* EXERCISE REQUIREMENTS
Check each line of the data below for the word "icon", then extract the ones that have it.
-- DATA RECORDS follows --
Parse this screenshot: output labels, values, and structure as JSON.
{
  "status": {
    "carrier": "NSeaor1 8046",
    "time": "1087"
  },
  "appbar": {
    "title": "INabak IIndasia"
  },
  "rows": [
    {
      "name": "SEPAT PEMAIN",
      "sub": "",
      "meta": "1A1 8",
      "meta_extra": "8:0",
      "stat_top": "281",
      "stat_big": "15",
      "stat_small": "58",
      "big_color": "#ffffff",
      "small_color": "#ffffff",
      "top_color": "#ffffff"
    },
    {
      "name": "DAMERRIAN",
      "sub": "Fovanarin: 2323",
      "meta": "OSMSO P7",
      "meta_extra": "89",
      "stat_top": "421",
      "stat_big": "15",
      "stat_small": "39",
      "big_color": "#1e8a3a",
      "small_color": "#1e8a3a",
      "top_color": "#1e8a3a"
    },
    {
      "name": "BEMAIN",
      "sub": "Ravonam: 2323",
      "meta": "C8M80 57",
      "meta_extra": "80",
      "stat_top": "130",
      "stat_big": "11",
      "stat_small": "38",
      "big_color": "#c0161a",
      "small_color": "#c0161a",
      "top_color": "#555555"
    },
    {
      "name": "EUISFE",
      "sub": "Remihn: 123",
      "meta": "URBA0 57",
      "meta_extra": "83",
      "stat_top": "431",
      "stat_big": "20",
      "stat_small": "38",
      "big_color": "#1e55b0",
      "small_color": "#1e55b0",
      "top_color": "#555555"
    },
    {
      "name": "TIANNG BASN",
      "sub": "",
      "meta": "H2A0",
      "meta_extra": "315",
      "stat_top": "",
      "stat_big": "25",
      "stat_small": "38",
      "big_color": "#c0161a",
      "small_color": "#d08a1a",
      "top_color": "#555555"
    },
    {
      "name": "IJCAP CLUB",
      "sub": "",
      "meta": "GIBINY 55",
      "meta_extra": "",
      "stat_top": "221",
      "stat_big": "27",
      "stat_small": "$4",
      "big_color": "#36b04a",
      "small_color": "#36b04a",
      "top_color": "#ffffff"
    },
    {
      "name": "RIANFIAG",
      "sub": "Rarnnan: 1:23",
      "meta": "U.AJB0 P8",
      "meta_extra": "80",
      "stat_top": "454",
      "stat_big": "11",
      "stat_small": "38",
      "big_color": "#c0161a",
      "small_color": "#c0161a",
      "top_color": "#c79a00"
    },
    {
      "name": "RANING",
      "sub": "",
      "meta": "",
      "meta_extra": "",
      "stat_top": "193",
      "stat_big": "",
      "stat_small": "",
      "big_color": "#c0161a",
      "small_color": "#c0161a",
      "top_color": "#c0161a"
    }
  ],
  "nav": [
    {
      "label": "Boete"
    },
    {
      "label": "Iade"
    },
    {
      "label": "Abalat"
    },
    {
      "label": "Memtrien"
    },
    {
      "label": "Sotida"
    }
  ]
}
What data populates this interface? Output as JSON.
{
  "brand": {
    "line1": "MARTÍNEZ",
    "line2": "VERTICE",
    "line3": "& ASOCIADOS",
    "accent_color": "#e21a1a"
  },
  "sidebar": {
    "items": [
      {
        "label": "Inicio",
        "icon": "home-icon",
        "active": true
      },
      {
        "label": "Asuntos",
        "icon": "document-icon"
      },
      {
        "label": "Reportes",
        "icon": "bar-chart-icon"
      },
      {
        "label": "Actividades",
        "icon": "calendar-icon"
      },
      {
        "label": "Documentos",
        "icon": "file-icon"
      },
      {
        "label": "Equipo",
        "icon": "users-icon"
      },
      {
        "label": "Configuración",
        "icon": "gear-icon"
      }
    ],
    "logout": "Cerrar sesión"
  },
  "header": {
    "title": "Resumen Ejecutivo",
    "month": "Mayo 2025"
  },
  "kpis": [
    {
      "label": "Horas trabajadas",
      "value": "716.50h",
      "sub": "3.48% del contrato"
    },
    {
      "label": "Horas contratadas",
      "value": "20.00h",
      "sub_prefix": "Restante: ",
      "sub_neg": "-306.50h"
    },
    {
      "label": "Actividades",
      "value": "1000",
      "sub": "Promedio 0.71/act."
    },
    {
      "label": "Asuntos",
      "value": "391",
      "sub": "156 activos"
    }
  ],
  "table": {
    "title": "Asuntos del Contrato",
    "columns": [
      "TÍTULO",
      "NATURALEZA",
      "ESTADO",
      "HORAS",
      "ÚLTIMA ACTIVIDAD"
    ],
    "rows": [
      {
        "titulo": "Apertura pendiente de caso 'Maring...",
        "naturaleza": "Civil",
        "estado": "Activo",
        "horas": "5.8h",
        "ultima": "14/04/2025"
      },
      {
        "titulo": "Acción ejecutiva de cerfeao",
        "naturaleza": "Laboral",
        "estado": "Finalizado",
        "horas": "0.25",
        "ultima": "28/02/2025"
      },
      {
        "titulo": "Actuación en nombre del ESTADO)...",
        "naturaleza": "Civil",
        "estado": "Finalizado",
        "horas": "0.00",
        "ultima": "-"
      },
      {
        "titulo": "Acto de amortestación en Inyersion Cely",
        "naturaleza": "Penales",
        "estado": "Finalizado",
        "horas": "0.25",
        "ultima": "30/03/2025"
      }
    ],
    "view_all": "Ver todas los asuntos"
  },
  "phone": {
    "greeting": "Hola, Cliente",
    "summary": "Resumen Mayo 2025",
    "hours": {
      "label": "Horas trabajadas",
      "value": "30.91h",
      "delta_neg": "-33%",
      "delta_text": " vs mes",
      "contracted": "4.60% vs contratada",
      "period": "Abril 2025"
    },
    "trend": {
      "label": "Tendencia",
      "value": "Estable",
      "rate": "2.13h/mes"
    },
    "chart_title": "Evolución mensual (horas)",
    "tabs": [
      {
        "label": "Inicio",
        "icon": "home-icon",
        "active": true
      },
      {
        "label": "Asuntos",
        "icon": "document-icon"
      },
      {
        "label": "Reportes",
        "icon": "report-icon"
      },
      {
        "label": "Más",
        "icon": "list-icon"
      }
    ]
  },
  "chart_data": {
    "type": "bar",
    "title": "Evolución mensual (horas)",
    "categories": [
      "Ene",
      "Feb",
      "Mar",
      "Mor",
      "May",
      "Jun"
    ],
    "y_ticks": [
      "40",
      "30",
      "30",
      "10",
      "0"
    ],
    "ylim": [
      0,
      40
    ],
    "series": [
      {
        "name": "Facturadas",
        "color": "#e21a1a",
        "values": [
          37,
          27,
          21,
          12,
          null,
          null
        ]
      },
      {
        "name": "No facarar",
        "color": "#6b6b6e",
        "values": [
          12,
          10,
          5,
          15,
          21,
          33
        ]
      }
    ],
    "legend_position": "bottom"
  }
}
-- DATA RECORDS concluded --
* TASK ANSWER
        "icon": "home-icon",
        "icon": "document-icon"
        "icon": "bar-chart-icon"
        "icon": "calendar-icon"
        "icon": "file-icon"
        "icon": "users-icon"
        "icon": "gear-icon"
        "icon": "home-icon",
        "icon": "document-icon"
        "icon": "report-icon"
        "icon": "list-icon"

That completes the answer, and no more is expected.